*** Opening STUDY MATERIAL ***
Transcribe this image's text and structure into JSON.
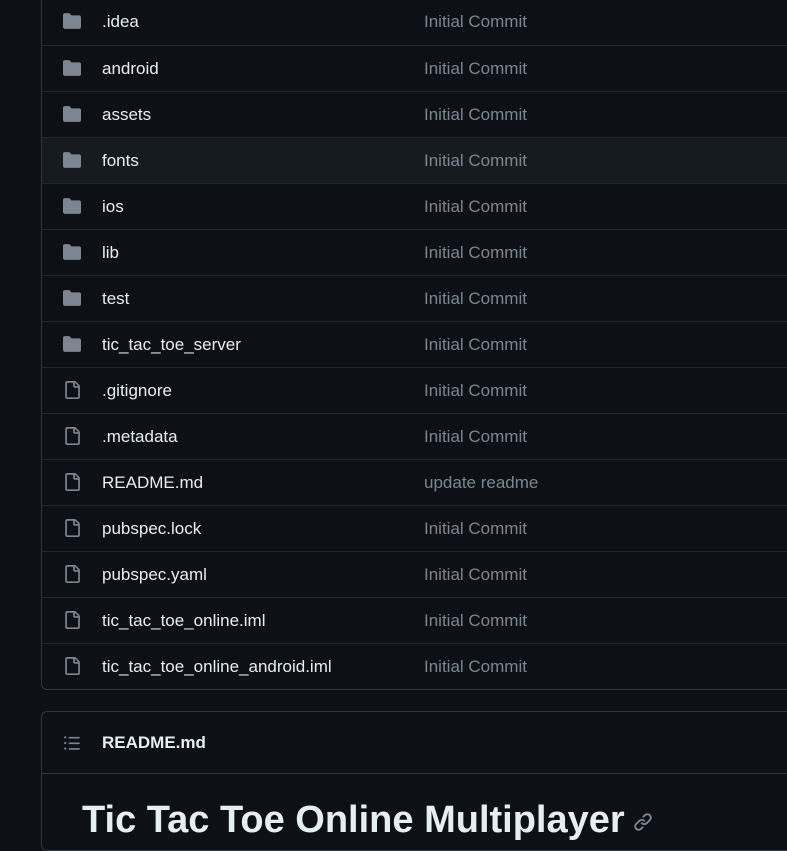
{
  "files": [
    {
      "name": ".idea",
      "type": "folder",
      "icon": "folder-icon",
      "commit": "Initial Commit"
    },
    {
      "name": "android",
      "type": "folder",
      "icon": "folder-icon",
      "commit": "Initial Commit"
    },
    {
      "name": "assets",
      "type": "folder",
      "icon": "folder-icon",
      "commit": "Initial Commit"
    },
    {
      "name": "fonts",
      "type": "folder",
      "icon": "folder-icon",
      "commit": "Initial Commit"
    },
    {
      "name": "ios",
      "type": "folder",
      "icon": "folder-icon",
      "commit": "Initial Commit"
    },
    {
      "name": "lib",
      "type": "folder",
      "icon": "folder-icon",
      "commit": "Initial Commit"
    },
    {
      "name": "test",
      "type": "folder",
      "icon": "folder-icon",
      "commit": "Initial Commit"
    },
    {
      "name": "tic_tac_toe_server",
      "type": "folder",
      "icon": "folder-icon",
      "commit": "Initial Commit"
    },
    {
      "name": ".gitignore",
      "type": "file",
      "icon": "file-icon",
      "commit": "Initial Commit"
    },
    {
      "name": ".metadata",
      "type": "file",
      "icon": "file-icon",
      "commit": "Initial Commit"
    },
    {
      "name": "README.md",
      "type": "file",
      "icon": "file-icon",
      "commit": "update readme"
    },
    {
      "name": "pubspec.lock",
      "type": "file",
      "icon": "file-icon",
      "commit": "Initial Commit"
    },
    {
      "name": "pubspec.yaml",
      "type": "file",
      "icon": "file-icon",
      "commit": "Initial Commit"
    },
    {
      "name": "tic_tac_toe_online.iml",
      "type": "file",
      "icon": "file-icon",
      "commit": "Initial Commit"
    },
    {
      "name": "tic_tac_toe_online_android.iml",
      "type": "file",
      "icon": "file-icon",
      "commit": "Initial Commit"
    }
  ],
  "readme": {
    "header_title": "README.md",
    "header_icon": "list-unordered-icon",
    "heading": "Tic Tac Toe Online Multiplayer",
    "anchor_icon": "link-icon"
  },
  "colors": {
    "background": "#0d1117",
    "hover_row": "#161b22",
    "border": "#30363d",
    "text": "#e6edf3",
    "muted": "#7d8590",
    "icon": "#7d8590"
  }
}
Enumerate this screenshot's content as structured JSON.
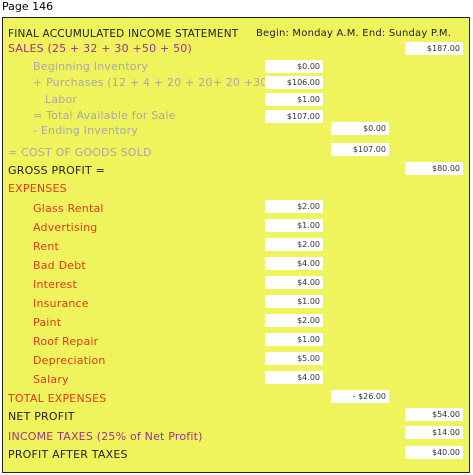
{
  "page_label": "Page 146",
  "header": {
    "title": "FINAL ACCUMULATED INCOME STATEMENT",
    "period": "Begin: Monday A.M.  End: Sunday P.M."
  },
  "sales": {
    "label": "SALES (25 + 32 + 30 +50 + 50)",
    "value": "$187.00"
  },
  "cogs_items": [
    {
      "label": "Beginning Inventory",
      "value": "$0.00"
    },
    {
      "label": "+ Purchases (12 + 4 + 20 + 20+ 20 +30)",
      "value": "$106.00"
    },
    {
      "label": "Labor",
      "value": "$1.00"
    },
    {
      "label": "= Total Available for Sale",
      "value": "$107.00"
    }
  ],
  "ending_inventory": {
    "label": "- Ending Inventory",
    "value": "$0.00"
  },
  "cogs": {
    "label": "= COST OF GOODS SOLD",
    "value": "$107.00"
  },
  "gross_profit": {
    "label": "GROSS PROFIT =",
    "value": "$80.00"
  },
  "expenses_heading": "EXPENSES",
  "expenses": [
    {
      "label": "Glass Rental",
      "value": "$2.00"
    },
    {
      "label": "Advertising",
      "value": "$1.00"
    },
    {
      "label": "Rent",
      "value": "$2.00"
    },
    {
      "label": "Bad Debt",
      "value": "$4.00"
    },
    {
      "label": "Interest",
      "value": "$4.00"
    },
    {
      "label": "Insurance",
      "value": "$1.00"
    },
    {
      "label": "Paint",
      "value": "$2.00"
    },
    {
      "label": "Roof Repair",
      "value": "$1.00"
    },
    {
      "label": "Depreciation",
      "value": "$5.00"
    },
    {
      "label": "Salary",
      "value": "$4.00"
    }
  ],
  "total_expenses": {
    "label": "TOTAL EXPENSES",
    "value": "- $26.00"
  },
  "net_profit": {
    "label": "NET PROFIT",
    "value": "$54.00"
  },
  "income_taxes": {
    "label": "INCOME TAXES (25% of Net Profit)",
    "value": "$14.00"
  },
  "profit_after_taxes": {
    "label": "PROFIT AFTER TAXES",
    "value": "$40.00"
  },
  "colors": {
    "background": "#f0f45c",
    "dark_text": "#222222",
    "purple_text": "#a0308c",
    "gray_text": "#a8a8a8",
    "red_text": "#e23a1a"
  }
}
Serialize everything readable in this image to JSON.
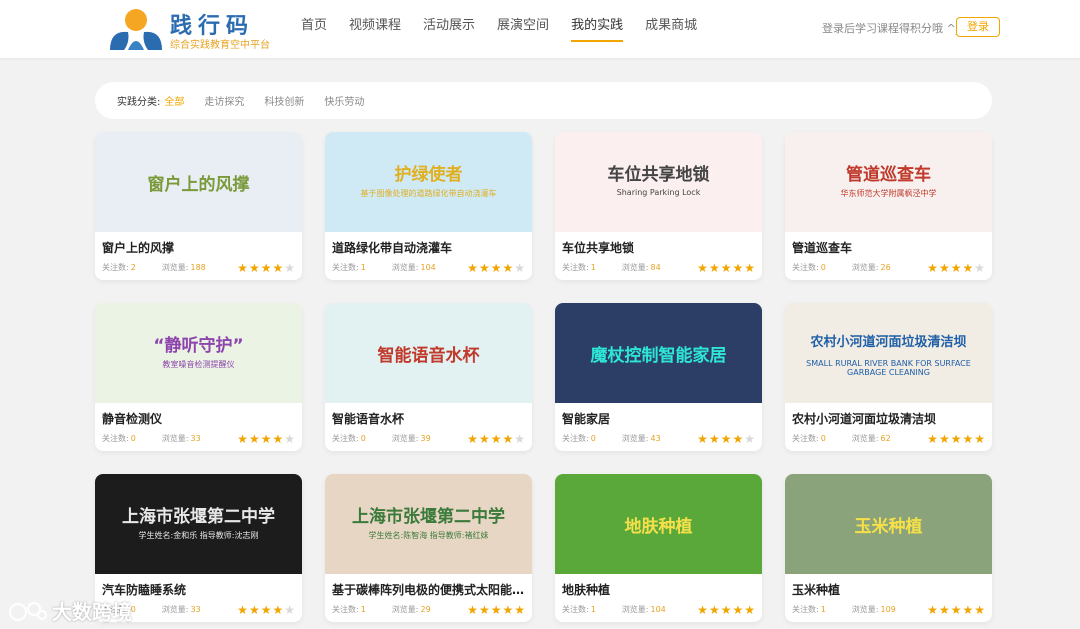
{
  "brand": {
    "title": "践行码",
    "subtitle": "综合实践教育空中平台"
  },
  "nav": [
    {
      "label": "首页",
      "active": false
    },
    {
      "label": "视频课程",
      "active": false
    },
    {
      "label": "活动展示",
      "active": false
    },
    {
      "label": "展演空间",
      "active": false
    },
    {
      "label": "我的实践",
      "active": true
    },
    {
      "label": "成果商城",
      "active": false
    }
  ],
  "login": {
    "tip": "登录后学习课程得积分哦 ^_^",
    "button": "登录"
  },
  "filter": {
    "label": "实践分类:",
    "options": [
      {
        "label": "全部",
        "active": true
      },
      {
        "label": "走访探究",
        "active": false
      },
      {
        "label": "科技创新",
        "active": false
      },
      {
        "label": "快乐劳动",
        "active": false
      }
    ]
  },
  "meta_labels": {
    "follow": "关注数:",
    "views": "浏览量:"
  },
  "cards": [
    {
      "title": "窗户上的风撑",
      "follow": "2",
      "views": "188",
      "rating": 4,
      "thumb_text": "窗户上的风撑",
      "thumb_bg": "#e9eef5",
      "thumb_color": "#7a9a3a"
    },
    {
      "title": "道路绿化带自动浇灌车",
      "follow": "1",
      "views": "104",
      "rating": 4,
      "thumb_text": "护绿使者",
      "thumb_sub": "基于图像处理的道路绿化带自动浇灌车",
      "thumb_bg": "#cfe9f5",
      "thumb_color": "#e0b020"
    },
    {
      "title": "车位共享地锁",
      "follow": "1",
      "views": "84",
      "rating": 5,
      "thumb_text": "车位共享地锁",
      "thumb_sub": "Sharing Parking Lock",
      "thumb_bg": "#fbeff0",
      "thumb_color": "#444"
    },
    {
      "title": "管道巡查车",
      "follow": "0",
      "views": "26",
      "rating": 4,
      "thumb_text": "管道巡查车",
      "thumb_sub": "华东师范大学附属枫泾中学",
      "thumb_bg": "#f7f0ee",
      "thumb_color": "#c0392b"
    },
    {
      "title": "静音检测仪",
      "follow": "0",
      "views": "33",
      "rating": 4,
      "thumb_text": "“静听守护”",
      "thumb_sub": "教室噪音检测提醒仪",
      "thumb_bg": "#eaf3e4",
      "thumb_color": "#8e44ad"
    },
    {
      "title": "智能语音水杯",
      "follow": "0",
      "views": "39",
      "rating": 4,
      "thumb_text": "智能语音水杯",
      "thumb_bg": "#e2f1f2",
      "thumb_color": "#c0392b"
    },
    {
      "title": "智能家居",
      "follow": "0",
      "views": "43",
      "rating": 4,
      "thumb_text": "魔杖控制智能家居",
      "thumb_bg": "#2c3e66",
      "thumb_color": "#2ee6d6"
    },
    {
      "title": "农村小河道河面垃圾清洁坝",
      "follow": "0",
      "views": "62",
      "rating": 5,
      "thumb_text": "农村小河道河面垃圾清洁坝",
      "thumb_sub": "SMALL RURAL RIVER BANK FOR SURFACE GARBAGE CLEANING",
      "thumb_bg": "#f1ece4",
      "thumb_color": "#1f5fa8"
    },
    {
      "title": "汽车防瞌睡系统",
      "follow": "0",
      "views": "33",
      "rating": 4,
      "thumb_text": "上海市张堰第二中学",
      "thumb_sub": "学生姓名:金和乐 指导教师:沈志刚",
      "thumb_bg": "#1c1c1c",
      "thumb_color": "#e8e8e8"
    },
    {
      "title": "基于碳棒阵列电极的便携式太阳能...",
      "follow": "1",
      "views": "29",
      "rating": 5,
      "thumb_text": "上海市张堰第二中学",
      "thumb_sub": "学生姓名:陈智海 指导教师:褚红妹",
      "thumb_bg": "#e8d6c4",
      "thumb_color": "#3a7a3a"
    },
    {
      "title": "地肤种植",
      "follow": "1",
      "views": "104",
      "rating": 5,
      "thumb_text": "地肤种植",
      "thumb_bg": "#5aa83a",
      "thumb_color": "#f5e04a"
    },
    {
      "title": "玉米种植",
      "follow": "1",
      "views": "109",
      "rating": 5,
      "thumb_text": "玉米种植",
      "thumb_bg": "#8aa37a",
      "thumb_color": "#f5e04a"
    }
  ],
  "watermark": "大数跨境"
}
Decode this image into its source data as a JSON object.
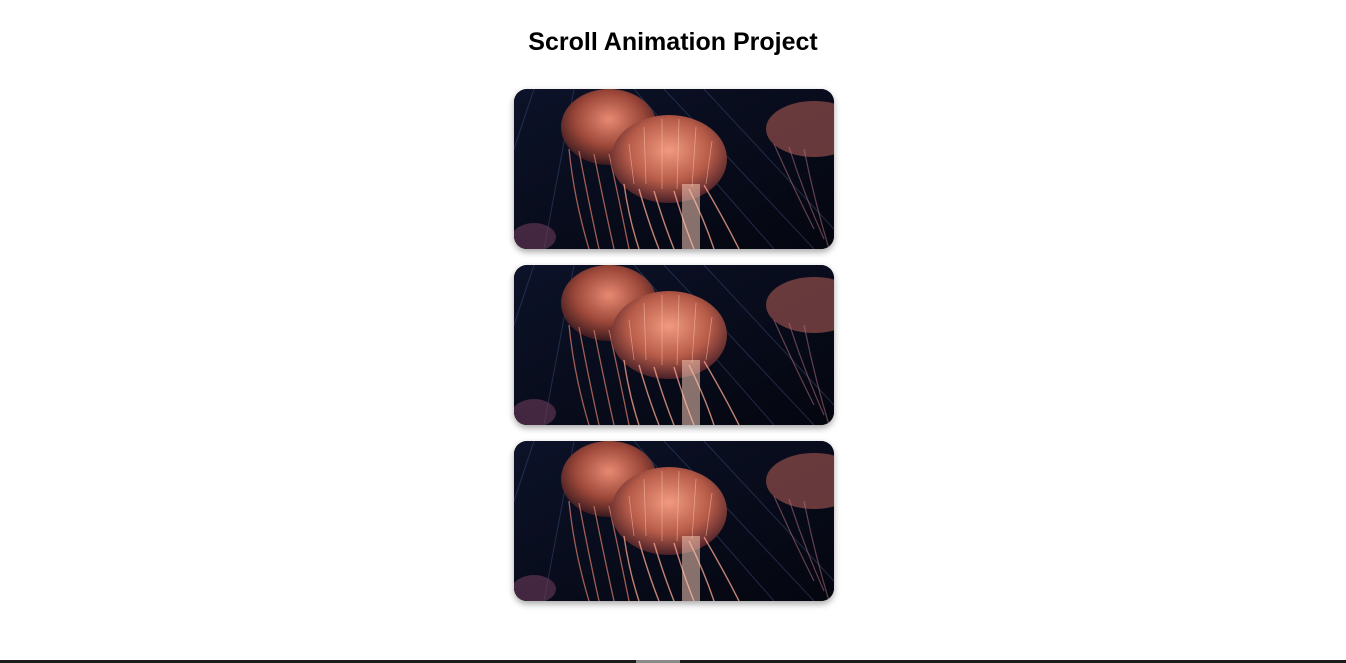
{
  "page": {
    "title": "Scroll Animation Project"
  },
  "cards": [
    {
      "image": "jellyfish-photo"
    },
    {
      "image": "jellyfish-photo"
    },
    {
      "image": "jellyfish-photo"
    }
  ],
  "colors": {
    "background": "#ffffff",
    "card_bg": "#06091a",
    "jelly_bell": "#c0604f",
    "jelly_tentacle": "#d98a78"
  }
}
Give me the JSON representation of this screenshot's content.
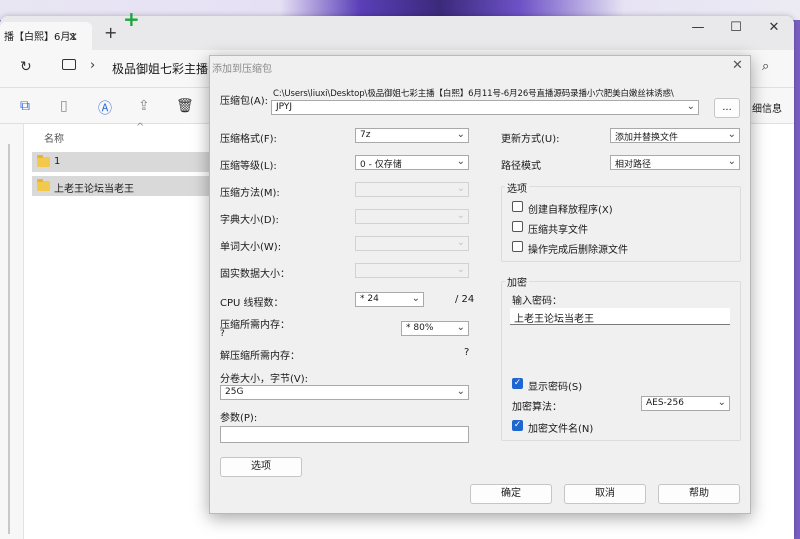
{
  "explorer": {
    "tab_label": "播【白熙】6月1",
    "breadcrumb": "极品御姐七彩主播",
    "toolbar_right_label": "细信息",
    "column_name": "名称",
    "files": [
      "1",
      "上老王论坛当老王"
    ]
  },
  "dialog": {
    "title": "添加到压缩包",
    "archive_label": "压缩包(A):",
    "archive_path": "C:\\Users\\liuxi\\Desktop\\极品御姐七彩主播【白熙】6月11号-6月26号直播源码录播小穴肥美白嫩丝袜诱惑\\",
    "archive_name": "JPYJ",
    "browse_label": "...",
    "left": [
      {
        "label": "压缩格式(F):",
        "value": "7z",
        "disabled": false
      },
      {
        "label": "压缩等级(L):",
        "value": "0 - 仅存储",
        "disabled": false
      },
      {
        "label": "压缩方法(M):",
        "value": "",
        "disabled": true
      },
      {
        "label": "字典大小(D):",
        "value": "",
        "disabled": true
      },
      {
        "label": "单词大小(W):",
        "value": "",
        "disabled": true
      },
      {
        "label": "固实数据大小：",
        "value": "",
        "disabled": true
      }
    ],
    "cpu_label": "CPU 线程数：",
    "cpu_value": "* 24",
    "cpu_total": "/ 24",
    "mem_label": "压缩所需内存：",
    "mem_question": "?",
    "mem_value": "* 80%",
    "decomp_label": "解压缩所需内存：",
    "decomp_value": "?",
    "split_label": "分卷大小，字节(V):",
    "split_value": "25G",
    "params_label": "参数(P):",
    "params_value": "",
    "options_button": "选项",
    "update_label": "更新方式(U):",
    "update_value": "添加并替换文件",
    "pathmode_label": "路径模式",
    "pathmode_value": "相对路径",
    "options_group": "选项",
    "opt_sfx": "创建自释放程序(X)",
    "opt_shared": "压缩共享文件",
    "opt_delete": "操作完成后删除源文件",
    "encrypt_group": "加密",
    "password_label": "输入密码：",
    "password_value": "上老王论坛当老王",
    "show_password": "显示密码(S)",
    "algo_label": "加密算法：",
    "algo_value": "AES-256",
    "encrypt_names": "加密文件名(N)",
    "ok": "确定",
    "cancel": "取消",
    "help": "帮助"
  }
}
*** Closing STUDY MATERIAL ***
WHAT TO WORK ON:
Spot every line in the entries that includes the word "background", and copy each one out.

RESULT FOR THIS EXERCISE:
    "background": "#0d1117",
    "background": "#f0f45c",
    "background": "#ffffff",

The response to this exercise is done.